* **Task**
Copy the result of filtering the entries below for lines that include the string "title".

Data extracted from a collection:
────────────────────

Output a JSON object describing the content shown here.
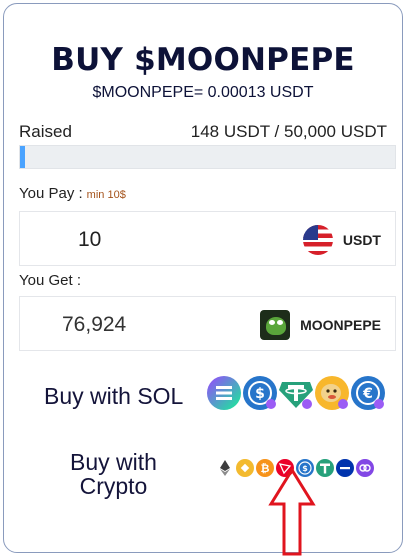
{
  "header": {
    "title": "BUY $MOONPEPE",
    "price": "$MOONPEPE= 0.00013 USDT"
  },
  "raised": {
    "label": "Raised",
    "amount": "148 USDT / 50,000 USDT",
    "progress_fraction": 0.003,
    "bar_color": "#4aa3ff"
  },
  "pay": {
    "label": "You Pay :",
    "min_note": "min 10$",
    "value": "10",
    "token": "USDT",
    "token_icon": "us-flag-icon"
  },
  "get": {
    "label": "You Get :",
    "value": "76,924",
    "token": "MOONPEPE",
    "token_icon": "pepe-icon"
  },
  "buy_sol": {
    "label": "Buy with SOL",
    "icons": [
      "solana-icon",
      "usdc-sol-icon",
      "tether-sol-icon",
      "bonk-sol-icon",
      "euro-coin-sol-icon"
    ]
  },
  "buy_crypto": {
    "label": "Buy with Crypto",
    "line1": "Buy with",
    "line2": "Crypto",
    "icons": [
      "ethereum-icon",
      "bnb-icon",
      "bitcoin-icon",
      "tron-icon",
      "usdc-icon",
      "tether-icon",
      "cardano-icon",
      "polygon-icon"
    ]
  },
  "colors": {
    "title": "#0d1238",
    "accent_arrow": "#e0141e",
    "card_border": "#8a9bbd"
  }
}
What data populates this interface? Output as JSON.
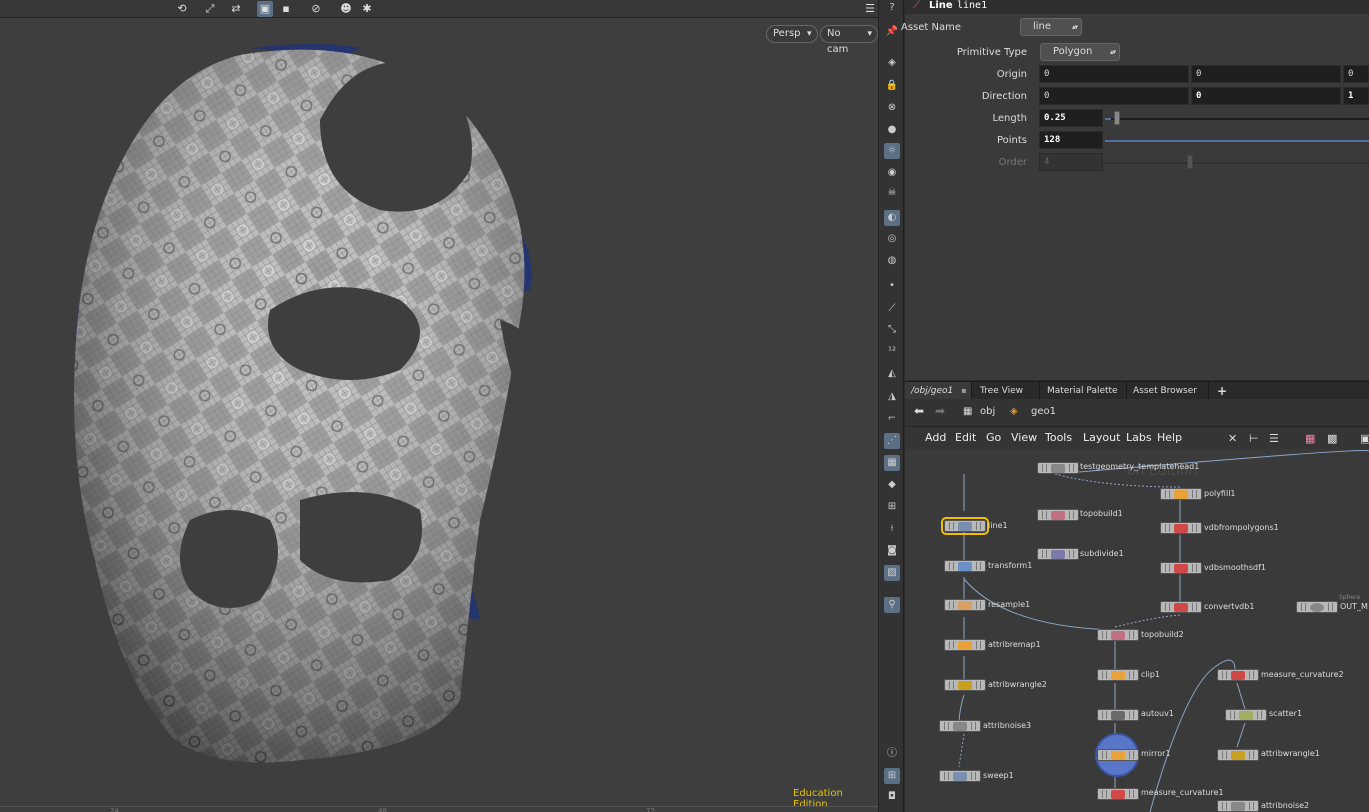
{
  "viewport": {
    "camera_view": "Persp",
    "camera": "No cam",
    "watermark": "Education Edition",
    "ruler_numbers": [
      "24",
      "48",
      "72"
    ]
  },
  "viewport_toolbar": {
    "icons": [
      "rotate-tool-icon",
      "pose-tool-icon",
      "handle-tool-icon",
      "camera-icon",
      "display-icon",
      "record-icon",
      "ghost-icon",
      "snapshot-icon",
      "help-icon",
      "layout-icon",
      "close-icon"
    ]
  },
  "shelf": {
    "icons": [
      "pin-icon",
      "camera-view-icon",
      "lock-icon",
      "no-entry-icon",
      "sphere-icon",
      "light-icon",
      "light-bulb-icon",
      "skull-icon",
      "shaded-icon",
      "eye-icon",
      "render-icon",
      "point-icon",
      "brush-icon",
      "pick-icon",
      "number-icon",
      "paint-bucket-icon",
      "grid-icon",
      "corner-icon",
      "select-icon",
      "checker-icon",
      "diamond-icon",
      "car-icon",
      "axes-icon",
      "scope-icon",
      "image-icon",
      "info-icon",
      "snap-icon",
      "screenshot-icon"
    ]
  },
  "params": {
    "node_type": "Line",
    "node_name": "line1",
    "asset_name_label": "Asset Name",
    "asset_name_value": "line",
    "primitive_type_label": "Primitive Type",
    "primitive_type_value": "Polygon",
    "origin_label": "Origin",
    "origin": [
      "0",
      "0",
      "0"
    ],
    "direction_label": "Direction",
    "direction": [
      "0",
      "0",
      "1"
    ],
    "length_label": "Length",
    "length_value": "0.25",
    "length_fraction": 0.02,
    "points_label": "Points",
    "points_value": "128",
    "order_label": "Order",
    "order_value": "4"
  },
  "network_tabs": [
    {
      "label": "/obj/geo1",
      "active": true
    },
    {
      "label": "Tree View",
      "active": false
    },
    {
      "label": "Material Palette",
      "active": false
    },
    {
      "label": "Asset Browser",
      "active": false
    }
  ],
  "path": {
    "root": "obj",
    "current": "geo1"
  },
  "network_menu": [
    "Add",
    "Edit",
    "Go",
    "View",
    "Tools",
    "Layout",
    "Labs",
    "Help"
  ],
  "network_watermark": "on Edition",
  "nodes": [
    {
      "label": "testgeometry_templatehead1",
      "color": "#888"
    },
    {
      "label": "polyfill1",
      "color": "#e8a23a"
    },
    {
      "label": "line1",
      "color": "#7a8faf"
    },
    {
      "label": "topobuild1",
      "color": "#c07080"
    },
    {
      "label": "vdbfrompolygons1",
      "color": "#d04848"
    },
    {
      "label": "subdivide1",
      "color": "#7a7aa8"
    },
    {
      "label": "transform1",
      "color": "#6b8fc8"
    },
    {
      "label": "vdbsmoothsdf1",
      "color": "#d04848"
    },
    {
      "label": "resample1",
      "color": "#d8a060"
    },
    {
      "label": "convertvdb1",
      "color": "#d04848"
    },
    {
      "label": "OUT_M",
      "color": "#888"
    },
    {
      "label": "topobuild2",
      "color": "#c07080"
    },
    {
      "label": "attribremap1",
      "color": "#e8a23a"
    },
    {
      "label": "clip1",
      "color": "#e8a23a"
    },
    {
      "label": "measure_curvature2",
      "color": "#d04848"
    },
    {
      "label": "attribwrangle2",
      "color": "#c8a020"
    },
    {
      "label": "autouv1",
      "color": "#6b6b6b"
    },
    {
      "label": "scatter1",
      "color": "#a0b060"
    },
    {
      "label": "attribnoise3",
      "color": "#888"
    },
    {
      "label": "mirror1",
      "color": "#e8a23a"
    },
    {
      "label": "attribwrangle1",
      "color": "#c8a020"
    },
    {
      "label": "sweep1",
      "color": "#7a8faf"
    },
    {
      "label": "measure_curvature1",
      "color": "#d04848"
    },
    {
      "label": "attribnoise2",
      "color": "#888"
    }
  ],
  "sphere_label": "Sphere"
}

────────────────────

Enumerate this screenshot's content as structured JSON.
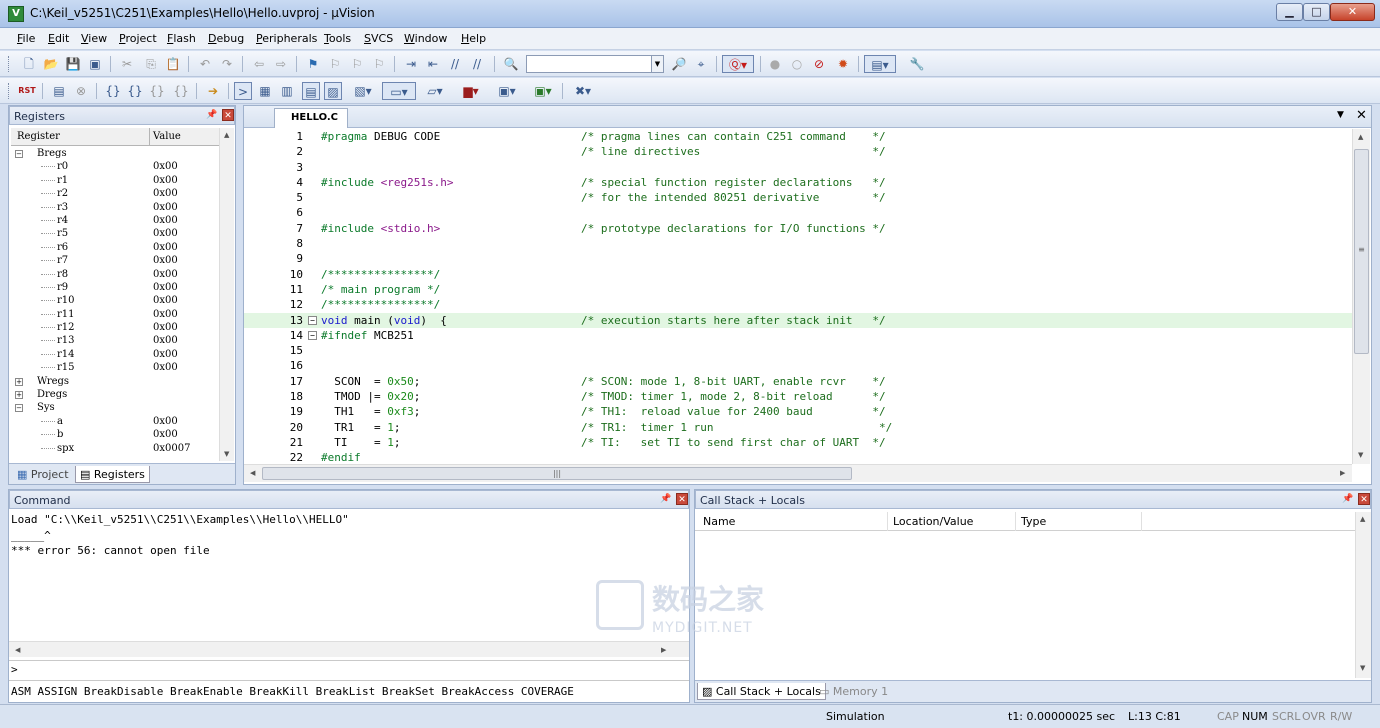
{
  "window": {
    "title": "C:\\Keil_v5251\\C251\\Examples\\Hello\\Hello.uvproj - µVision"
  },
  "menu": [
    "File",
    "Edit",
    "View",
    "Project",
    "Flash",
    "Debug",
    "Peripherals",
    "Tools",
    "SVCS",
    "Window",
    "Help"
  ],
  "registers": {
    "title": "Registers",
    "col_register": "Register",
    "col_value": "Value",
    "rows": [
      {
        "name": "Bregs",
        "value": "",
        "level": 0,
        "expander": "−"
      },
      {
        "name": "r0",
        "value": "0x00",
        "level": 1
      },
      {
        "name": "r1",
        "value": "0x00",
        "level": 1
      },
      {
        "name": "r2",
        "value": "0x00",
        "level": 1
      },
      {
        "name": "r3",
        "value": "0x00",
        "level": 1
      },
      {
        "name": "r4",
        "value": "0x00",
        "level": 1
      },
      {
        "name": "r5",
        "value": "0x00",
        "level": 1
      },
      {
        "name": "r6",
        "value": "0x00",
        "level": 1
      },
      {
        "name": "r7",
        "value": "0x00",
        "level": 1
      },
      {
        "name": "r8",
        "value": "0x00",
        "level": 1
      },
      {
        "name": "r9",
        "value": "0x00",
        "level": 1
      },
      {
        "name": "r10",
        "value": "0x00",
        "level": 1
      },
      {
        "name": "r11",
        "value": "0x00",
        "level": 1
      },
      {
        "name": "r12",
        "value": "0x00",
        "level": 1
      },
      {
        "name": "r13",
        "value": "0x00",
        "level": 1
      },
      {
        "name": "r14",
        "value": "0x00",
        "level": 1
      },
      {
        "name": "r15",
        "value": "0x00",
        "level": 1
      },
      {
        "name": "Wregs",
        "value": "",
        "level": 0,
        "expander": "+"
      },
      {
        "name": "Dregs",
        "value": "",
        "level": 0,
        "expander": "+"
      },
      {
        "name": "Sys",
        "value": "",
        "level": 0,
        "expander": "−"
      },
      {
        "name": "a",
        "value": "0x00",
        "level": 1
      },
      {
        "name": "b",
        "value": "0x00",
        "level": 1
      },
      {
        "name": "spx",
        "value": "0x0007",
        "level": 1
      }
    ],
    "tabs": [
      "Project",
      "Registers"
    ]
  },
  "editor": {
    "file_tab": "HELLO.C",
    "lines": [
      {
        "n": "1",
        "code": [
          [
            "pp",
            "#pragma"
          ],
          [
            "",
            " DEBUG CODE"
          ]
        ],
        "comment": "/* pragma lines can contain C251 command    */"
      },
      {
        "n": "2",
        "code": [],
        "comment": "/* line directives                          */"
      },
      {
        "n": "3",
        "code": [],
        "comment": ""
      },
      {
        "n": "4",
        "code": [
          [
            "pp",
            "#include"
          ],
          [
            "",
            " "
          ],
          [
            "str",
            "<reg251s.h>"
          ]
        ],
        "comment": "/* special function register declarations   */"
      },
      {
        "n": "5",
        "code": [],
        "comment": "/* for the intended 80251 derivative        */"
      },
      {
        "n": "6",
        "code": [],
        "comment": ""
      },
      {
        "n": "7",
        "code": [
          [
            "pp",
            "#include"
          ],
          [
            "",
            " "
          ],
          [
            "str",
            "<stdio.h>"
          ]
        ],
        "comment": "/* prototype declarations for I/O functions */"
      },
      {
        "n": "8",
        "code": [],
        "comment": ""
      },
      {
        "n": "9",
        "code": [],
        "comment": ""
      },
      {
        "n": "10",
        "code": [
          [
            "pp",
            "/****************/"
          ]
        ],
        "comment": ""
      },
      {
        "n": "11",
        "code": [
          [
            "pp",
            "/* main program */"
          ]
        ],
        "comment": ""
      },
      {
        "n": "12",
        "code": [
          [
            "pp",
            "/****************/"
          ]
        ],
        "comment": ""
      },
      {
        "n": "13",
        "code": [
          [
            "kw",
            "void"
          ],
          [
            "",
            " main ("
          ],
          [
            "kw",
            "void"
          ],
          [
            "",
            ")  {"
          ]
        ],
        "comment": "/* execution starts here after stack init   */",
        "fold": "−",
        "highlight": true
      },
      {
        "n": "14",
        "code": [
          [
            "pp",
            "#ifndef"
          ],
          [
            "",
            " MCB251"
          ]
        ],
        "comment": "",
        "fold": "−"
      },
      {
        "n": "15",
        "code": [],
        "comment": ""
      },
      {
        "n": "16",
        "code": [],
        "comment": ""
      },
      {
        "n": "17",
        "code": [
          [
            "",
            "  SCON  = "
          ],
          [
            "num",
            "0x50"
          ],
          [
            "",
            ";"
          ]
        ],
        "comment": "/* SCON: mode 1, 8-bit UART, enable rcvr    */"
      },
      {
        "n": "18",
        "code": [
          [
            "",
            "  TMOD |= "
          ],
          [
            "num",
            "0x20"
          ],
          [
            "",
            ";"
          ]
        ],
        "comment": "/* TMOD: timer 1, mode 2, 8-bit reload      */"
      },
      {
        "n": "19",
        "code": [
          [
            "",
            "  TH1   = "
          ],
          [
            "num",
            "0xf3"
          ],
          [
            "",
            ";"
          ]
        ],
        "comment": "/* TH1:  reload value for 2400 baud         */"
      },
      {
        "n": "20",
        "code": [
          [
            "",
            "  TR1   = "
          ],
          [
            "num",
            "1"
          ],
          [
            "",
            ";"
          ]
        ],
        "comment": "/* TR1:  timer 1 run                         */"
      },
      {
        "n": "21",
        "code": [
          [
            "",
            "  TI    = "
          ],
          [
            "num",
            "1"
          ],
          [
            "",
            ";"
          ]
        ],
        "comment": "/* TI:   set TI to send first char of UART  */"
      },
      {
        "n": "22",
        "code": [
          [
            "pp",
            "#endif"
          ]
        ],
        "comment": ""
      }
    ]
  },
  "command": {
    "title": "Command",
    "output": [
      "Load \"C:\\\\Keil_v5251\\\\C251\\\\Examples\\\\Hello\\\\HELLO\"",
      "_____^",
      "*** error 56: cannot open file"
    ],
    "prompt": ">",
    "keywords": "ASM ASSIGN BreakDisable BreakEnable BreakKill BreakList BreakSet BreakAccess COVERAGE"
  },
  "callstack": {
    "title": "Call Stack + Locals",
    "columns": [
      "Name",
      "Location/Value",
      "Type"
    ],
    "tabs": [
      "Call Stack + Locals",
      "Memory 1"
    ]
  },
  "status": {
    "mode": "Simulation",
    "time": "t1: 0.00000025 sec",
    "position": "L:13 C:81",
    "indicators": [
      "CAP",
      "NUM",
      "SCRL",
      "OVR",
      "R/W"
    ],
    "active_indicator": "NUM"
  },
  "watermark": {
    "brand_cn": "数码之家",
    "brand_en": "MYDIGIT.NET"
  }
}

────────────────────

* **Reply to the task**
    "title": "BUY $MOONPEPE",
    "title": "#0d1238",
    "title": "C:\\Keil_v5251\\C251\\Examples\\Hello\\Hello.uvproj - µVision"
    "title": "Registers",
    "title": "Command",
    "title": "Call Stack + Locals",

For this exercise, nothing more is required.